Letter from New York
Mathew Tombers is Managing Director of Intermat, Inc., ( a television company which executive produces programs and consults with industry companies on a variety of issues. Intermat, Inc. is currently involved in approximately thirty hours of television in various stages for a variety of networks. He is one of the Executive Producers of OFF TO WAR, a ten hour series for Discovery Times and for a one hour on international adoptions for Discovery Health. He has consulted a variety of companies, including Ted Turner Documentaries, WETA, Betelgeuse Productions, and Creation Films, Lou Reda Productions as well as many others.

May 2, 2005

Glittering Events, Bitter Reminders

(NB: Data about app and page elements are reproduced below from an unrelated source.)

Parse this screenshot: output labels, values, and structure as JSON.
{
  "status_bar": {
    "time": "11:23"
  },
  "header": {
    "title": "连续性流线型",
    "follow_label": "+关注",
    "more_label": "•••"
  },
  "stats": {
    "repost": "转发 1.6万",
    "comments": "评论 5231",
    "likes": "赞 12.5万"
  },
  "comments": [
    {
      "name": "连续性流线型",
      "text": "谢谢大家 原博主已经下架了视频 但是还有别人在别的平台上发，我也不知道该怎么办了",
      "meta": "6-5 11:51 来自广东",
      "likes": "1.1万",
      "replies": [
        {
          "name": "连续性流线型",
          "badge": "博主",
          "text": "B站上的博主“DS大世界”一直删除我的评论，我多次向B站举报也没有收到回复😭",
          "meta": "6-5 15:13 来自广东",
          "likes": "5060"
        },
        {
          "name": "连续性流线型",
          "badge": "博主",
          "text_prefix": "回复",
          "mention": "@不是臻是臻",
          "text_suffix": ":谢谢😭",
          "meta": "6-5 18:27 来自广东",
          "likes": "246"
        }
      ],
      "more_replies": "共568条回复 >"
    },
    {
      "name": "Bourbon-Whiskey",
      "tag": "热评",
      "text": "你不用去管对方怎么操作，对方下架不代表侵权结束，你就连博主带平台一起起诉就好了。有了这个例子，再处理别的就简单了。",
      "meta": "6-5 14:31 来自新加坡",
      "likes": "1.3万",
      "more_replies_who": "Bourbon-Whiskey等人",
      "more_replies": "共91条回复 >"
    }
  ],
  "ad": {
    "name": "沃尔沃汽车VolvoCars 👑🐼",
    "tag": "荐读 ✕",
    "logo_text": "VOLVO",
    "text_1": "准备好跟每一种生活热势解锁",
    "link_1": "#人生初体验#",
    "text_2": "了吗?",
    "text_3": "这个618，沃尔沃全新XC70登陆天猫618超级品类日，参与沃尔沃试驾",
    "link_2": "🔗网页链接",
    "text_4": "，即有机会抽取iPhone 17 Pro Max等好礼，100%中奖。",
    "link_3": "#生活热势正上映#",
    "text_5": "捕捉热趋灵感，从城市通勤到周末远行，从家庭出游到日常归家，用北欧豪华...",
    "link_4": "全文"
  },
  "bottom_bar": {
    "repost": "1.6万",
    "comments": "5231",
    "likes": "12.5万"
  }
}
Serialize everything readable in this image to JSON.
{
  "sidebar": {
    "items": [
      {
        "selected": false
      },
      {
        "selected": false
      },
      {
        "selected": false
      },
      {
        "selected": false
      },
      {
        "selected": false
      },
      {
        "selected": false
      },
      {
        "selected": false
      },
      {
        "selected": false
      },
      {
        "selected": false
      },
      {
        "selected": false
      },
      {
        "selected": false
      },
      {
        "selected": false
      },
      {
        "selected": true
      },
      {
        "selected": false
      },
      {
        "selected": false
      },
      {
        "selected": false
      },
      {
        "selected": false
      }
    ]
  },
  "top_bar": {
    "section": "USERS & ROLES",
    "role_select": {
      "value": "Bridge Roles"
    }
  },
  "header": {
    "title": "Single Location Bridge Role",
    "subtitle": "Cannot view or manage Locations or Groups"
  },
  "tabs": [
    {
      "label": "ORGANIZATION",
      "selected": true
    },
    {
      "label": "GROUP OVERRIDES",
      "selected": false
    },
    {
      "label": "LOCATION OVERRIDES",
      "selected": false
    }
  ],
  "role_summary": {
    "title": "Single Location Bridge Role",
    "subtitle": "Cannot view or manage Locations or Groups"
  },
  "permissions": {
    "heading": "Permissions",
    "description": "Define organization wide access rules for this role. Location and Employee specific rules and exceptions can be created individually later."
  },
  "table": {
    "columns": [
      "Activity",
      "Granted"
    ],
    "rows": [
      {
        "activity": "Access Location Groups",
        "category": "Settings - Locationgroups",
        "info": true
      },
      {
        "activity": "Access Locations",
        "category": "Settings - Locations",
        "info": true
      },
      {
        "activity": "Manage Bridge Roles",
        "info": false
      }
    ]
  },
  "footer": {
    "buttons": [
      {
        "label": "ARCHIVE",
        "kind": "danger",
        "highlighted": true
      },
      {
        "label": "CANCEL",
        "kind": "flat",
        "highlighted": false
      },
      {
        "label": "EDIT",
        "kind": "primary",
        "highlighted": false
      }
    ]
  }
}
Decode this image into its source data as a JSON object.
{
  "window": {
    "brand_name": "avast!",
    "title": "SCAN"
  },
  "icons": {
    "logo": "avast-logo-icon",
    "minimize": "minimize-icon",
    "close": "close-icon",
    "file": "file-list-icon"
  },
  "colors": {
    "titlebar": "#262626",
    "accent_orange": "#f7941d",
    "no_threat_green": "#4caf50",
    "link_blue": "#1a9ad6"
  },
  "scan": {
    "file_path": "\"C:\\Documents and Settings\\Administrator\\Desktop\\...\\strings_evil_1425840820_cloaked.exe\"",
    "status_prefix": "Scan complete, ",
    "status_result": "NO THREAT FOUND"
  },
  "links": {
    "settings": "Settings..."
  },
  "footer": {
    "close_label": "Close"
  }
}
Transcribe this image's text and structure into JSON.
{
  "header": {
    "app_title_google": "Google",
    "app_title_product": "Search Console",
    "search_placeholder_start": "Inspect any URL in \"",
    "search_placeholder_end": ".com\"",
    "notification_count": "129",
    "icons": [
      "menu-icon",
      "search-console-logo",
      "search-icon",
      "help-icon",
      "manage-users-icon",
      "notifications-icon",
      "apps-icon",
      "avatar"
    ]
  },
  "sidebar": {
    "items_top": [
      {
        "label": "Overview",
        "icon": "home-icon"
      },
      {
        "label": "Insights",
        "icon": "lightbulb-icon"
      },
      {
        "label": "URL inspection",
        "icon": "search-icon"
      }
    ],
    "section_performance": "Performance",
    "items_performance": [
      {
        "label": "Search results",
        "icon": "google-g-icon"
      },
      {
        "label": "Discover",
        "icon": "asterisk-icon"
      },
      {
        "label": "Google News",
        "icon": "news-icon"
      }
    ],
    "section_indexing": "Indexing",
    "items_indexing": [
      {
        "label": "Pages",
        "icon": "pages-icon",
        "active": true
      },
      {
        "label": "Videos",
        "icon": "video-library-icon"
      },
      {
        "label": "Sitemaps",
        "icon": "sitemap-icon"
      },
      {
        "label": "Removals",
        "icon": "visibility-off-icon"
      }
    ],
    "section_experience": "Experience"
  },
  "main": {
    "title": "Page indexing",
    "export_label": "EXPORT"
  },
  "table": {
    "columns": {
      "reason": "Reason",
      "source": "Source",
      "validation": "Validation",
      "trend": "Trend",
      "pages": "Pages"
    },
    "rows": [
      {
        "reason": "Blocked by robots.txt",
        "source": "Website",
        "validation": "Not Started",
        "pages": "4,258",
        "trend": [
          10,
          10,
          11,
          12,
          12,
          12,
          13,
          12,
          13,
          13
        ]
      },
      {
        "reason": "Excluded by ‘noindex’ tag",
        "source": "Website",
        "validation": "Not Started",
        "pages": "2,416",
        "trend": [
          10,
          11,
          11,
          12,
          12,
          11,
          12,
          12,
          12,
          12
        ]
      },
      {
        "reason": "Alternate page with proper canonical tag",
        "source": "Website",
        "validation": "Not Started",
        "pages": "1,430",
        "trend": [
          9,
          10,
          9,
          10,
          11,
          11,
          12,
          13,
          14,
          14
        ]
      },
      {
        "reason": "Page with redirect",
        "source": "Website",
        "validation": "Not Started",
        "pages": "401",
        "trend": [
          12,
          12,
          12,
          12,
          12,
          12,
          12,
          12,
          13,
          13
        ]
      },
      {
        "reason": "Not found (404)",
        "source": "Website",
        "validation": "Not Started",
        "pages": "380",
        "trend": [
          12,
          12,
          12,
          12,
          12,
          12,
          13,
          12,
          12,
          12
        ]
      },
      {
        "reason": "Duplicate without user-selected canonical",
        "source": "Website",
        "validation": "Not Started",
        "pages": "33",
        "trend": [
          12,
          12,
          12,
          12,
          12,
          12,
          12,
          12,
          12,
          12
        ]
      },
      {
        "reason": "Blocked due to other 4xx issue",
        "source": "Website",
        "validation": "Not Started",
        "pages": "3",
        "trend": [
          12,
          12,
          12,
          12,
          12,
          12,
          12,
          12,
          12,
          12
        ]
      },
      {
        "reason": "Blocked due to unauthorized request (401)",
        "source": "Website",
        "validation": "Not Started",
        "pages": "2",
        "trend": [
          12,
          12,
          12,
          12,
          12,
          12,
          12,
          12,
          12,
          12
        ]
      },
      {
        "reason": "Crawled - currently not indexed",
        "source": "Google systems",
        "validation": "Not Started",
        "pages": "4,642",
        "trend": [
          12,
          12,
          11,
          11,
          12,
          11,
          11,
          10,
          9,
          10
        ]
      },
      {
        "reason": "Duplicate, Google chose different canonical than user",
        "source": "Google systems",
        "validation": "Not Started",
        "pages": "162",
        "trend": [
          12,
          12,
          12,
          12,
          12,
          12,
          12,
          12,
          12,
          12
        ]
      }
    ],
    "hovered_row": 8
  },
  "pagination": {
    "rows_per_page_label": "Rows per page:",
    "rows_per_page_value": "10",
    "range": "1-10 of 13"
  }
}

In the shattered world following September 11th, 2001 actor Robert DeNiro and his partner Jane Rosenthal initiated the TriBeCa Film Festival named after the tony neighborhood just north of Battery Park and the hole where once stood the Twin Towers.

It was a brave and powerful thing to do in the spring of 2002. Around the event the city rallied. Since then, it has grown and become an ongoing city asset of great value and prestige.

This year, because I am privileged to be part of the OFF TO WAR team, I attended a screening of the festival version of the film, seeing it for the first time in the presence of others. Seated in the back of the darkened auditorium I found myself as profoundly affected in the eleventh seeing as in the first.

Saturday night I was invited to the premiere of my friend Carolyn Chambers’ film, THE SISTERS. It is a contemporary re-telling of Chekhov’s THE THREE SISTERS. It marries Chekhov with Albee’s WHO’S AFRAID OF VIRGINIA WOOLF?, in a claustrophobic, cloying drama of unspoken love, unsaid emotions, loosed in bitter, angry, acerbic words that wound but don’t address underlying issues. It stars Rip Torn, Erik McCormack, Mary Stuart Masterson, Maria Bello [in a bravura performance], Tony Goldwyn [the best thing he has ever done], and Steven Culp.

This was followed by a VIP party, floating in a festive sea of vodka [42 Below, a sponsor], gifts and noise. My goody bag contained three months use of a Vespa!

Sunday there was an intimate dinner at a Greek restaurant in northern TriBeCa for the producers, including me, of OFF TO WAR, the executives from Discovery Times and several execs from the New York Times, including Mike Oreskes, Deputy Managing Editor of the Times.

Also attending were three of the young men featured in the documentary, up from Arkansas to see the film and to be honored by those of us who have been following their lives for a year.

Wednesday I was in DC and my friend, Dawn McCall, President of Discovery Networks International, invited me to attend a party with her at the Embassy of Singapore. There we listened to traditional and contemporary Singaporean music and afterwards we indulged in a spectacular buffet.

All this glitter made me smile as I am, at heart, a mid-western kid at loose in the big city.

Singapore is a Coalition Partner and at the Embassy party the first six rows in the small auditorium were filled with young men and women from Walter Reed Hospital, recovering from their war wounds. They entered, in their wheelchairs, on their crutches, leaning on their canes, supported by each other. A young man, looking too young to fight, entered, one leg only. Another wheeled himself in; he had no legs and only part of one hand. Each and every one of them was a living reminder that we are, like it or not, agree or not, at war in a war that is not so clear and clean as others we have fought but which is costing lives and limbs all the same.

I did not speak to them. I should have. I should have said: thank you. While I don’t agree with the policies that brought them to Iraq and Afghanistan, I admire and am grateful that they did their duty.

When the OFF TO WAR boys went off to war, when I heard the plane had taken off and was on its way to Kuwait, I put my head down on my keyboard and wept, saying prayers to all the facets of God I could imagine to bring them home safely. I was lucky, the young men I knew returned, all safe.

The Embassy Party reminded me that all did not. It was the perfect coda to the week. The TriBeCa Film Festival was born of 9/11 as was this war. And all the glitter and all the circumstance should not distract from the human cost of the road we travel.